§ Exercise brief
Copy each line below that has "车道线检测".

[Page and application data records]

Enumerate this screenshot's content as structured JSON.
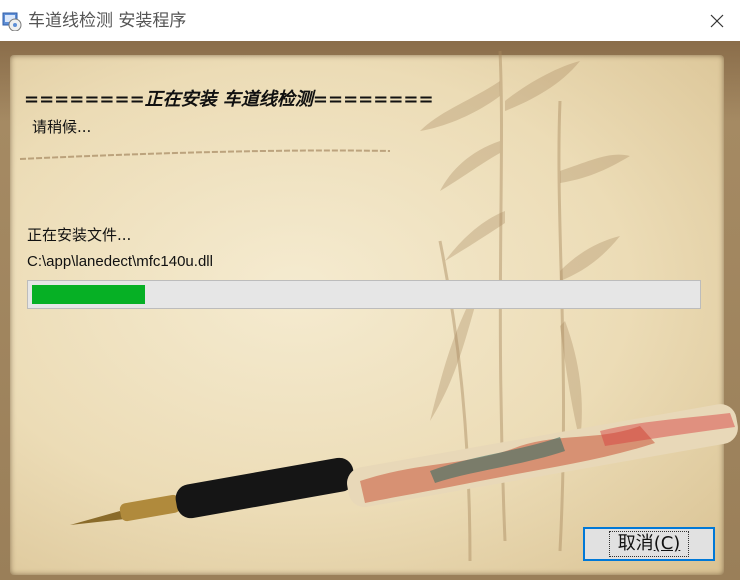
{
  "window": {
    "title": "车道线检测 安装程序",
    "close_icon": "close-icon"
  },
  "install": {
    "heading": "========正在安装 车道线检测========",
    "wait_text": "请稍候...",
    "status_text": "正在安装文件...",
    "current_file": "C:\\app\\lanedect\\mfc140u.dll",
    "progress_fraction": 0.17
  },
  "buttons": {
    "cancel_label": "取消",
    "cancel_shortcut": "(C)"
  },
  "colors": {
    "progress_fill": "#06b025",
    "progress_track": "#e6e6e6",
    "button_focus_border": "#0078d7"
  }
}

§ Task output
    "title": "车道线检测 安装程序",
    "heading": "========正在安装 车道线检测========",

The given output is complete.